#### Required action:
From the entries that follow, copy each line in which "icon" appears.

Entries taken from a collection
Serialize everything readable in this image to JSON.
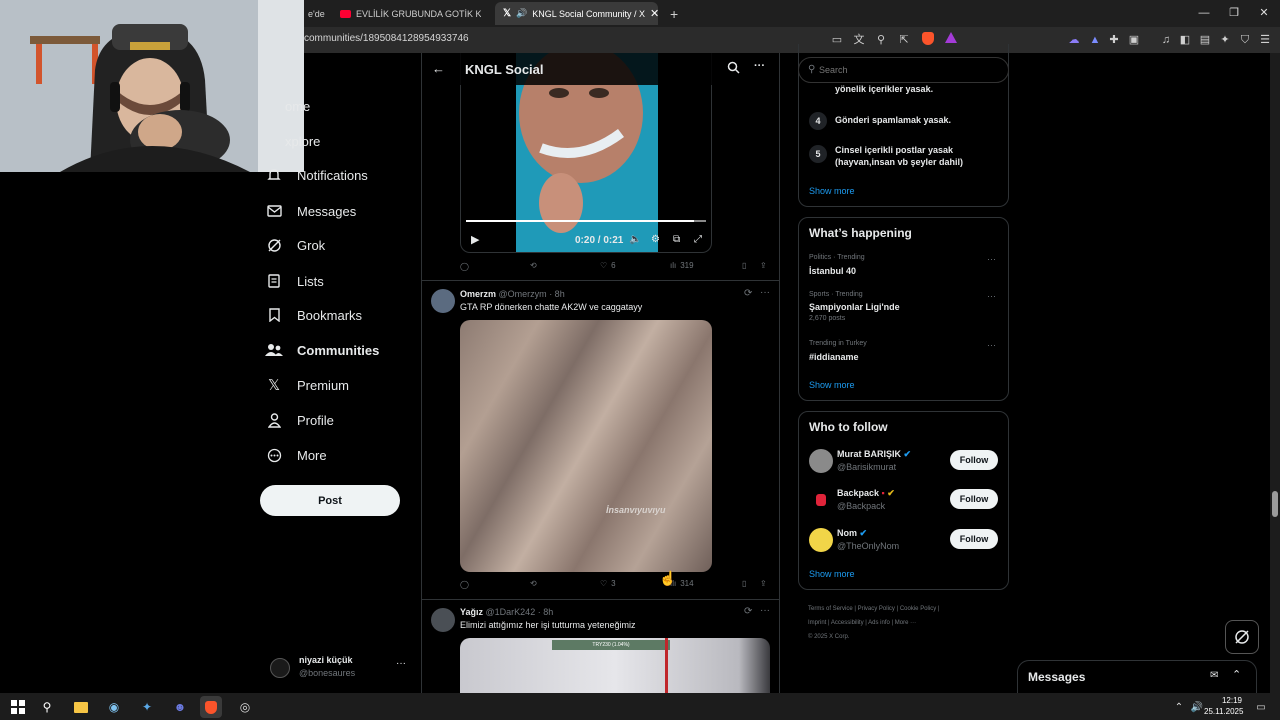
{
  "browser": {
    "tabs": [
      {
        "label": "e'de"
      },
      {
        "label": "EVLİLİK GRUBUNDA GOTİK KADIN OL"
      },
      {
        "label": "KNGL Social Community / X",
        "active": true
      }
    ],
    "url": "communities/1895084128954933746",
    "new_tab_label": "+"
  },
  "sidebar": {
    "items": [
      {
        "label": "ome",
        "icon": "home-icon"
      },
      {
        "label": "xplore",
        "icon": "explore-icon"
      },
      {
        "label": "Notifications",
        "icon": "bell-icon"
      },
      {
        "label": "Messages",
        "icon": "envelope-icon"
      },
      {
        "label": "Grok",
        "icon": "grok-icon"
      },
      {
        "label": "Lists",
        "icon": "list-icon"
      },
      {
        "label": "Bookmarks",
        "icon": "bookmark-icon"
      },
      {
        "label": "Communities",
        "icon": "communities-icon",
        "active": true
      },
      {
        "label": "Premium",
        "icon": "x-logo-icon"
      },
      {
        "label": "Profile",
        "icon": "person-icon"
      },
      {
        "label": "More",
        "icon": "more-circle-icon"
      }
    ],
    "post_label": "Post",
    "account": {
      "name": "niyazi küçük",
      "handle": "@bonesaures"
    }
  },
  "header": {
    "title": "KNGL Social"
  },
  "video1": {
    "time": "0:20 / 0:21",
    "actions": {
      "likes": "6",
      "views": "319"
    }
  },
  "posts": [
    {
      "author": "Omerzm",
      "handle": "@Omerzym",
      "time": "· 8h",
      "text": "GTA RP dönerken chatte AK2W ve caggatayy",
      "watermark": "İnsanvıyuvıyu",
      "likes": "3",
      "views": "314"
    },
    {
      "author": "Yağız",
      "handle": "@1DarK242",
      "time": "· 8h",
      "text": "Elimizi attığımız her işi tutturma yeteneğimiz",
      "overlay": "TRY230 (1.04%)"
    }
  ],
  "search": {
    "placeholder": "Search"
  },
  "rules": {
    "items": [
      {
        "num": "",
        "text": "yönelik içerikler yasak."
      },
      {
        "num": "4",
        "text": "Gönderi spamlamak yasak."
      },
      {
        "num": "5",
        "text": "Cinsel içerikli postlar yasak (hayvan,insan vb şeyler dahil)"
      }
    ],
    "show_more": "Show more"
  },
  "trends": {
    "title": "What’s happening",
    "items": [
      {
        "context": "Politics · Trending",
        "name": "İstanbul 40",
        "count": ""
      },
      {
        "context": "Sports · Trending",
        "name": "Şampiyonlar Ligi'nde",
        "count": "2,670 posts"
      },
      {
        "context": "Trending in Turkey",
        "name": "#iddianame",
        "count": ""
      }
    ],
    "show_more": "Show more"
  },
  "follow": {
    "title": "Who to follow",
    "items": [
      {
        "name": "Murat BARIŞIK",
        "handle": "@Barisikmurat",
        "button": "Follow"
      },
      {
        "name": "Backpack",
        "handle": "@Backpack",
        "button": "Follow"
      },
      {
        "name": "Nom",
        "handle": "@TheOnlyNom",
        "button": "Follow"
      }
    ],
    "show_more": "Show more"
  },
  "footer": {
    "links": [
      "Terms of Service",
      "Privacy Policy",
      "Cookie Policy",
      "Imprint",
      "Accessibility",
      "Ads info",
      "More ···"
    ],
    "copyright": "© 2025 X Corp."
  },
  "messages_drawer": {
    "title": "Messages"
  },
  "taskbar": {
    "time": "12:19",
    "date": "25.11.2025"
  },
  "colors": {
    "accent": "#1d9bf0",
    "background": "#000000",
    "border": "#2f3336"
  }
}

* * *

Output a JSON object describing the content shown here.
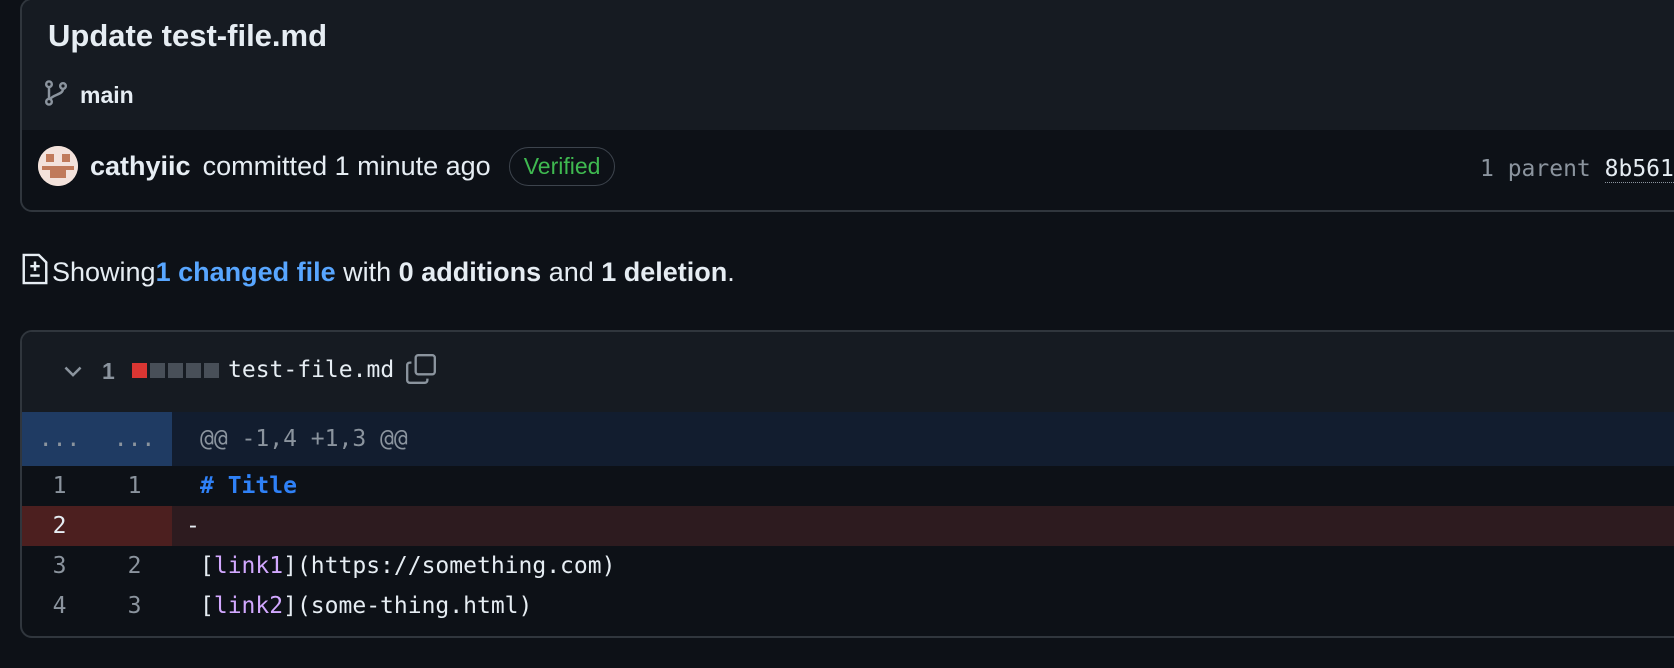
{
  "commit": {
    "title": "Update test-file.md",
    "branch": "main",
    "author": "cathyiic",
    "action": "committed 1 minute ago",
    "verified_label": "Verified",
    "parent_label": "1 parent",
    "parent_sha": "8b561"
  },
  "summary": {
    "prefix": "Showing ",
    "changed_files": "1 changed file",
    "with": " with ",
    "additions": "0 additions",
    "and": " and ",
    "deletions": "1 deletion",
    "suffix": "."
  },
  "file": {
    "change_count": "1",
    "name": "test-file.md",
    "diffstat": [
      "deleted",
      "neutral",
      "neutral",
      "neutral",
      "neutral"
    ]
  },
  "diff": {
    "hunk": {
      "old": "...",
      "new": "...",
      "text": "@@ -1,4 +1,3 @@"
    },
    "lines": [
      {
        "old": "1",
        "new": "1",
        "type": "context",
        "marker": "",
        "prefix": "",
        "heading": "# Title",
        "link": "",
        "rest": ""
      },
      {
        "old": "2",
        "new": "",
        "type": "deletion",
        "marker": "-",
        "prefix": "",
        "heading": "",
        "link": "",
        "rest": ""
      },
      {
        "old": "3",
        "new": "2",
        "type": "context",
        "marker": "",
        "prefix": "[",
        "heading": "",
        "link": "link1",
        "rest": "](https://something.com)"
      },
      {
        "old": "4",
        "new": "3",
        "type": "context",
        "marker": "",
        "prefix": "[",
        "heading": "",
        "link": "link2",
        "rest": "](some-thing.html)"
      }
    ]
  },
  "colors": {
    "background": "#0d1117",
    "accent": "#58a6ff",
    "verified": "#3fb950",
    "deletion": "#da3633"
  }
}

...

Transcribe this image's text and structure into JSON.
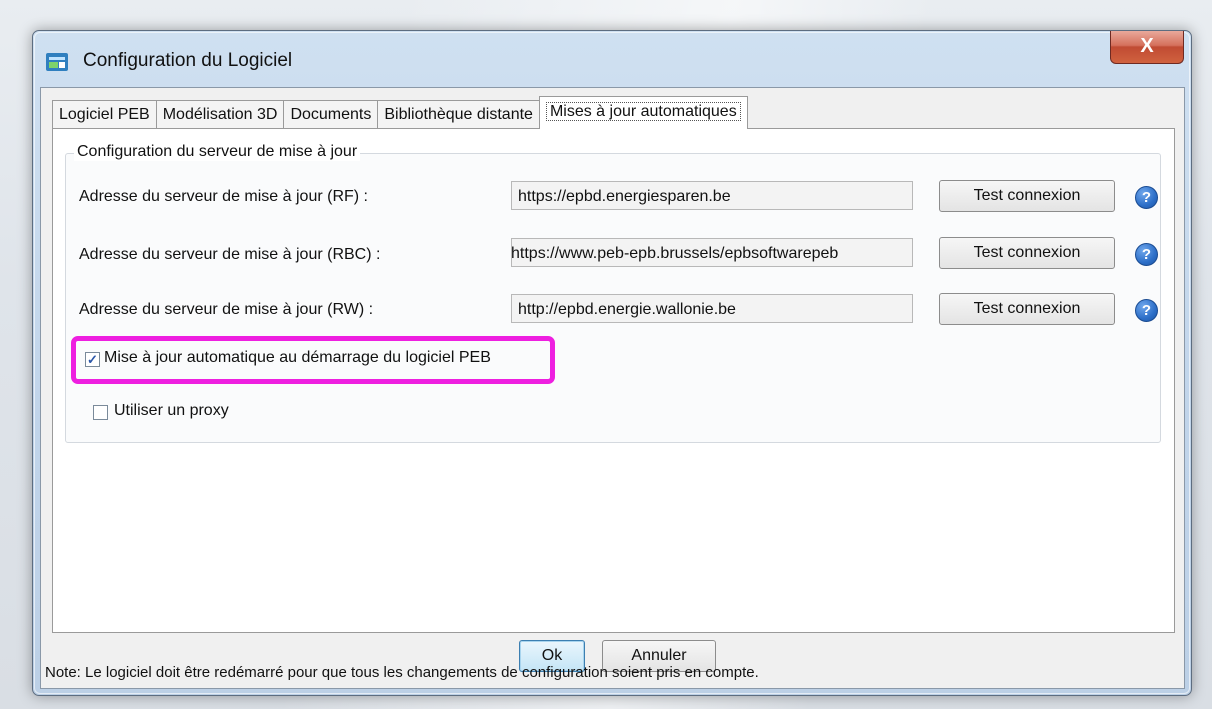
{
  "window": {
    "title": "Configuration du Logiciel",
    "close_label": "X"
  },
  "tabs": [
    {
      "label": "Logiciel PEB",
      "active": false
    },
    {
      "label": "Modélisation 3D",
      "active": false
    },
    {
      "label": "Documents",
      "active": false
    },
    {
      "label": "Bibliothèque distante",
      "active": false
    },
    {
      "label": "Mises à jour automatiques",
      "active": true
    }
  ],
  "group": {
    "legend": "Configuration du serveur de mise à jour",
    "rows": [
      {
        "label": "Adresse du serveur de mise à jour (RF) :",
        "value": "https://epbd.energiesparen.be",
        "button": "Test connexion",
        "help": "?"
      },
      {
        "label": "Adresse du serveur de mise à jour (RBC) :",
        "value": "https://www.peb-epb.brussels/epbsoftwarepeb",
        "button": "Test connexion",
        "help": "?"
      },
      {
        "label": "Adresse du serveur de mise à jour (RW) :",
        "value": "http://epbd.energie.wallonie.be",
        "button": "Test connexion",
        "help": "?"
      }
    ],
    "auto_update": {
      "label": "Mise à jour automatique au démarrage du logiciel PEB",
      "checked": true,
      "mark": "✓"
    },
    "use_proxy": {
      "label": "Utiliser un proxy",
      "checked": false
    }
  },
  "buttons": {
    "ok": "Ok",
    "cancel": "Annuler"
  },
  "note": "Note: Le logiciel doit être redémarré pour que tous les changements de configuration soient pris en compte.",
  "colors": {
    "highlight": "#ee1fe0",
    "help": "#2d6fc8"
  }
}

#### Reply to the exercise:
        "icon": "home-icon"
        "icon": "explore-icon"
        "icon": "bell-icon"
        "icon": "envelope-icon"
        "icon": "grok-icon"
        "icon": "list-icon"
        "icon": "bookmark-icon"
        "icon": "communities-icon",
        "icon": "x-logo-icon"
        "icon": "person-icon"
        "icon": "more-circle-icon"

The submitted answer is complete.